## SOURCE INFORMATION

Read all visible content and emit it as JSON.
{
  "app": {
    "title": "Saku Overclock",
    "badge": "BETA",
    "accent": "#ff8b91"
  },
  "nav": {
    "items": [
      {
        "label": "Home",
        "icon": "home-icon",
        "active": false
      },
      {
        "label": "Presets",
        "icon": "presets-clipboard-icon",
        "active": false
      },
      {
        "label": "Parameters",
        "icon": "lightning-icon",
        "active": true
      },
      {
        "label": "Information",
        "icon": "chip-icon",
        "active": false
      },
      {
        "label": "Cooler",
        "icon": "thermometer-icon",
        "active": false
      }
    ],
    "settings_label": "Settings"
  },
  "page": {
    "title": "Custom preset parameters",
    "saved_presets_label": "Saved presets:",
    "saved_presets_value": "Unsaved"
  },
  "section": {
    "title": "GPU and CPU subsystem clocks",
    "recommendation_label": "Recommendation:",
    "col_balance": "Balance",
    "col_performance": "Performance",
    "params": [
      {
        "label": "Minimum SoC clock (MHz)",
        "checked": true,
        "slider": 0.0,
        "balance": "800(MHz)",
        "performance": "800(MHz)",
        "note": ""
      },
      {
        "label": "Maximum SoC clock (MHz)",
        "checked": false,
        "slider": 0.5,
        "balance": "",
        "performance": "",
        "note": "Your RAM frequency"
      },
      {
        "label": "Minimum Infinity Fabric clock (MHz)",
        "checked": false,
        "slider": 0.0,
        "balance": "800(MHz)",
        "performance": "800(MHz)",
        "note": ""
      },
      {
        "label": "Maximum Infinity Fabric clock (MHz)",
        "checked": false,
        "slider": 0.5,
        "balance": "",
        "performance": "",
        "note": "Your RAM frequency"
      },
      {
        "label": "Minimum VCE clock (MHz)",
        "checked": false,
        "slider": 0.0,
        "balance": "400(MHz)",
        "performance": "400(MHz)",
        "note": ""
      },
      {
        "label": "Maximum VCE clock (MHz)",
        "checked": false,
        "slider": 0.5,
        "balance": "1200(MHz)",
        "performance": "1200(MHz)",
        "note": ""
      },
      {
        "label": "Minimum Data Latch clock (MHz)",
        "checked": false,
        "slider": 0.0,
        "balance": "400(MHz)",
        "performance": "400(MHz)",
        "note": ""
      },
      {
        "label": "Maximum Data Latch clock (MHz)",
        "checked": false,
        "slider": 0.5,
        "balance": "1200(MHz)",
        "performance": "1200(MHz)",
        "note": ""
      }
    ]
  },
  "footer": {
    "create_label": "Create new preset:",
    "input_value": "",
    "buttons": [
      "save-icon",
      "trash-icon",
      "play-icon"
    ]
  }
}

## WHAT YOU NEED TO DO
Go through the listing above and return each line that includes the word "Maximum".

## ANSWER SECTION
        "label": "Maximum SoC clock (MHz)",
        "label": "Maximum Infinity Fabric clock (MHz)",
        "label": "Maximum VCE clock (MHz)",
        "label": "Maximum Data Latch clock (MHz)",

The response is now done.